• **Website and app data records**

= Beginning of Section =

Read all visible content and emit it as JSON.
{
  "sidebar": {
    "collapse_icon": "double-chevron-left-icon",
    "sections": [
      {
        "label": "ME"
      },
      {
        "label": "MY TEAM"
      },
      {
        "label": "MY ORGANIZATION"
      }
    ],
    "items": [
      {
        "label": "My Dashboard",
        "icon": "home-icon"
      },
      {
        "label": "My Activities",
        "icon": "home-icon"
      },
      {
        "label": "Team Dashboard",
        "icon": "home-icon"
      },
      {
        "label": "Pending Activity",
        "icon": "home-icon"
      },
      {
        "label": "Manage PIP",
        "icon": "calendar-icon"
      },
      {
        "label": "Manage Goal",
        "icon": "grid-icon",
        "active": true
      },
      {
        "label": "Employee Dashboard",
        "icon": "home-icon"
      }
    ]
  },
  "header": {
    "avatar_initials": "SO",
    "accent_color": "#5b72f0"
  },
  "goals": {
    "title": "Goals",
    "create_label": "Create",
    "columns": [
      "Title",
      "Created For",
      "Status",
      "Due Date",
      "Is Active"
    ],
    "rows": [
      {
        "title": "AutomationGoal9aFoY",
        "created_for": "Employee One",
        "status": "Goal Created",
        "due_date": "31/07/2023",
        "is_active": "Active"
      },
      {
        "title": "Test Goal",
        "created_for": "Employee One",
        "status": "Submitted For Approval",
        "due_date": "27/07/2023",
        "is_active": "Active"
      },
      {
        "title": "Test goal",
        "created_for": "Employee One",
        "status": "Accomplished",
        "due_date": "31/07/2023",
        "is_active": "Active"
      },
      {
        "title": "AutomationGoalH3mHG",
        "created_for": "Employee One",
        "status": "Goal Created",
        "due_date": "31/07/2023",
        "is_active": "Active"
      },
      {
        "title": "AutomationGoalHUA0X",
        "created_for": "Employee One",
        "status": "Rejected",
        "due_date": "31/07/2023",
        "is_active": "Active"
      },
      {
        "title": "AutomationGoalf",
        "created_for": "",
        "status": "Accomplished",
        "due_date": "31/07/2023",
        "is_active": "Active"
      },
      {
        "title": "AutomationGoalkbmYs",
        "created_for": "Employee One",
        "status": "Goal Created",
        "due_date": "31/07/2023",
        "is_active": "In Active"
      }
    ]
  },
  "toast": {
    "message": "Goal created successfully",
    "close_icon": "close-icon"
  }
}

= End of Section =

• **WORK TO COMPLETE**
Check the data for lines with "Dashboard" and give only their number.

• **YOUR RESPONSE**
3